Does the popular video game Fortnite have the same effect on children’s brains as cocaine?

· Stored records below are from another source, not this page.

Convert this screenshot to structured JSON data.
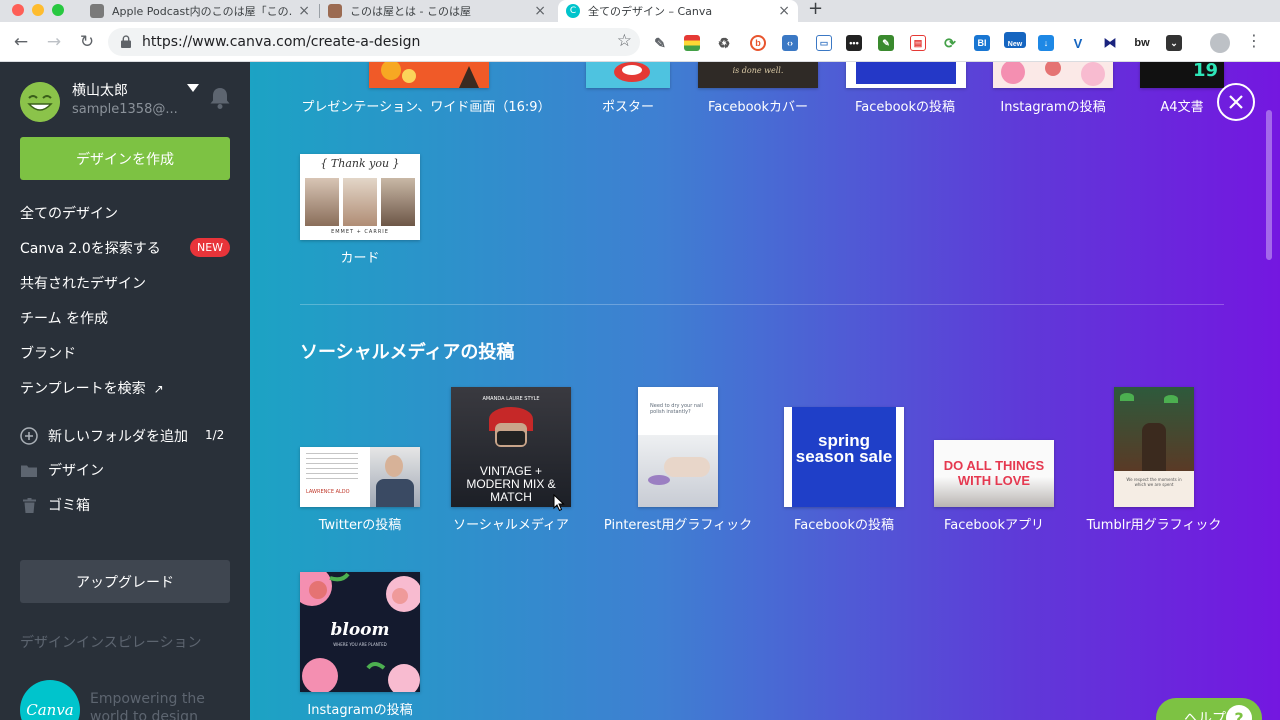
{
  "browser": {
    "tabs": [
      {
        "label": "Apple Podcast内のこのは屋「この…",
        "fav_color": "#7a7a7a"
      },
      {
        "label": "このは屋とは - このは屋",
        "fav_color": "#9b6b52"
      },
      {
        "label": "全てのデザイン – Canva",
        "fav_color": "#00c4cc"
      }
    ],
    "url": "https://www.canva.com/create-a-design",
    "new_badge": "New"
  },
  "sidebar": {
    "user_name": "横山太郎",
    "user_email": "sample1358@...",
    "create_label": "デザインを作成",
    "menu": [
      {
        "label": "全てのデザイン"
      },
      {
        "label": "Canva 2.0を探索する"
      },
      {
        "label": "共有されたデザイン"
      },
      {
        "label": "チーム を作成"
      },
      {
        "label": "ブランド"
      },
      {
        "label": "テンプレートを検索"
      }
    ],
    "new_badge": "NEW",
    "add_folder_label": "新しいフォルダを追加",
    "folder_count": "1/2",
    "folders": [
      {
        "label": "デザイン"
      },
      {
        "label": "ゴミ箱"
      }
    ],
    "upgrade_label": "アップグレード",
    "inspiration_label": "デザインインスピレーション",
    "logo_text": "Canva",
    "promo_text": "Empowering the world to design"
  },
  "main": {
    "top_row": [
      {
        "label": "プレゼンテーション、ワイド画面（16:9）"
      },
      {
        "label": "ポスター"
      },
      {
        "label": "Facebookカバー",
        "thumb_text": "is done well."
      },
      {
        "label": "Facebookの投稿"
      },
      {
        "label": "Instagramの投稿"
      },
      {
        "label": "A4文書",
        "thumb_text": "19"
      }
    ],
    "card": {
      "label": "カード",
      "thumb_title": "{ Thank you }",
      "thumb_names": "EMMET + CARRIE"
    },
    "section_title": "ソーシャルメディアの投稿",
    "social": [
      {
        "label": "Twitterの投稿",
        "thumb_text": "LAWRENCE ALDO"
      },
      {
        "label": "ソーシャルメディア",
        "thumb_text": "VINTAGE + MODERN MIX & MATCH",
        "thumb_top": "AMANDA LAURE STYLE"
      },
      {
        "label": "Pinterest用グラフィック",
        "thumb_text": "Need to dry your nail polish instantly?"
      },
      {
        "label": "Facebookの投稿",
        "thumb_text": "spring season sale"
      },
      {
        "label": "Facebookアプリ",
        "thumb_text": "DO ALL THINGS WITH LOVE"
      },
      {
        "label": "Tumblr用グラフィック",
        "thumb_text": "We respect the moments in which we are spent"
      }
    ],
    "instagram": {
      "label": "Instagramの投稿",
      "thumb_text": "bloom",
      "thumb_sub": "WHERE YOU ARE PLANTED"
    },
    "help_label": "ヘルプ",
    "help_icon": "?"
  }
}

A Canadian law firm says the game releases the same pleasure chemicals in the brain as the illicit drug in a new application for a class action lawsuit, according to Canadian reports.

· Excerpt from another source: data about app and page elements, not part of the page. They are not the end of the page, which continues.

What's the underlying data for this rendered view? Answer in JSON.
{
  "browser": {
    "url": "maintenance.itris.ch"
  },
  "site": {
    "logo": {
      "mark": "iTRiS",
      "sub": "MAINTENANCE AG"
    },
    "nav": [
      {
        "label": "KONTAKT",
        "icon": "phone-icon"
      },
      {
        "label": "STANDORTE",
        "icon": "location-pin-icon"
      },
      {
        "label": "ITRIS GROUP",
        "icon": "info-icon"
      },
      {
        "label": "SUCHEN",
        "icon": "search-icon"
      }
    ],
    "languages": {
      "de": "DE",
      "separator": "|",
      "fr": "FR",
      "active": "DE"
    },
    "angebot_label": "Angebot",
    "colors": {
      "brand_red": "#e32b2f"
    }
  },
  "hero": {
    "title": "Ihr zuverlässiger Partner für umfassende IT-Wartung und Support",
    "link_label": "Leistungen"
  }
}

The parents claim North Carolina-based Epic Games preyed on their two Fortnite-addicted kids, 10 and 15, the Canadian Broadcasting Corporation reports.
Attorney Alessandra Esposito Chartrand, with Calex Legal, said the video game company intentionally made the game addictive, according to the CBC.

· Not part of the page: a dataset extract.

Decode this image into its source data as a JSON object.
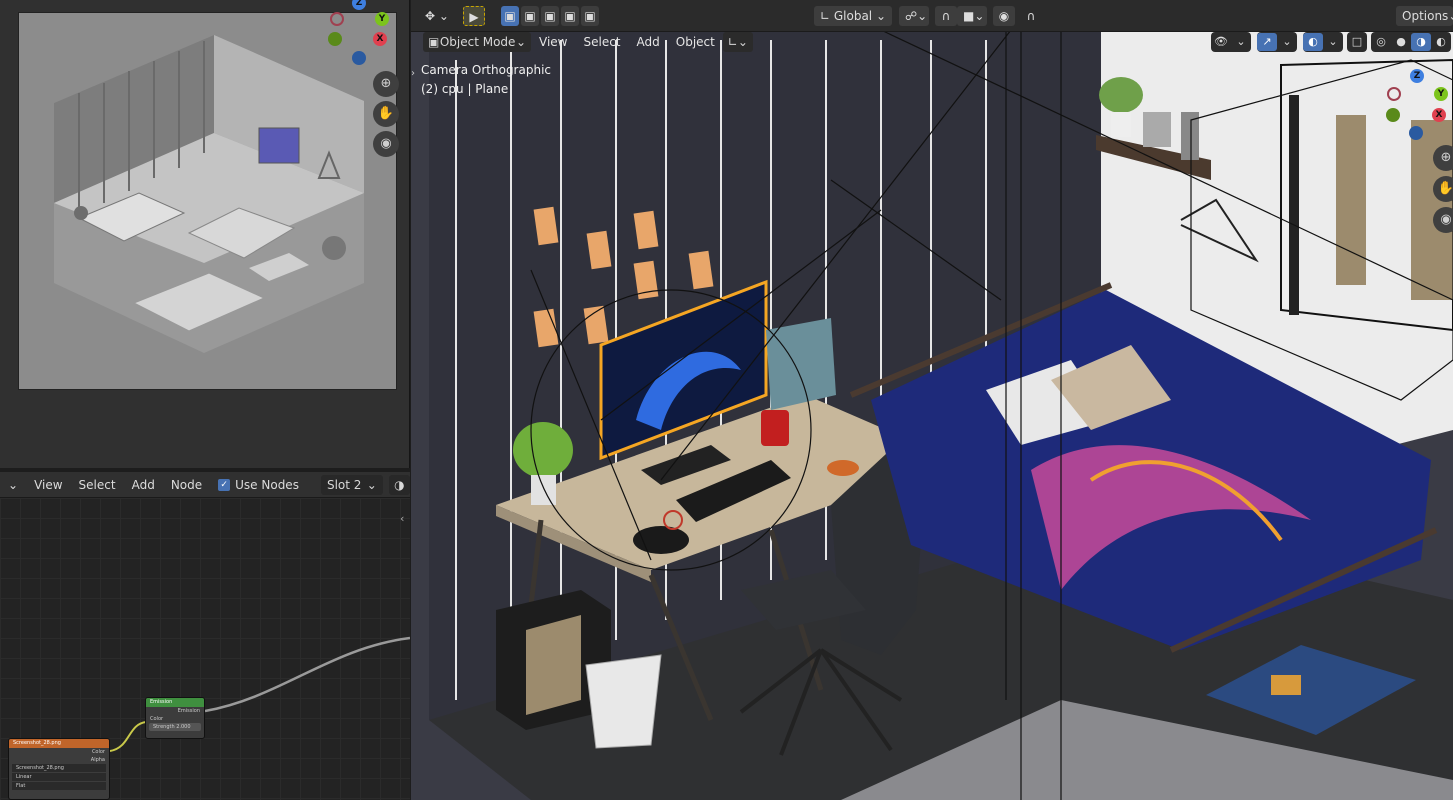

“Epic Games, when they created Fortnite, for years and years, hired psychologists — they really dug into the human brain and they really made the effort to make it as addictive as possible,” she told the Canadian broadcaster.
Jean-Philippe Caron, also an attorney with Calex, compared the proposed Fortnite lawsuit to complaints against big tobacco in an interview with Quebec radio station 98.5 - Montreal.
Caron said Fortnite knew the dangers to kids who could get hooked on playing the game.
Fortnite, the lawyers argue, releases the chemical dopamine into young brains similar to the way cocaine works, according to the CBC. Children can become dependent on playing Fortnite, similar to a drug addict with cocaine, the CBC reports.
The World Health Organization recognized video game addiction as a health condition for the first time last year.
The WHO says gaming disorder is “characterized by impaired control over gaming, increasing priority given to gaming over other activities to the extent that gaming takes precedence over other interests and daily activities, and continuation or escalation of gaming despite the occurrence of negative consequences.”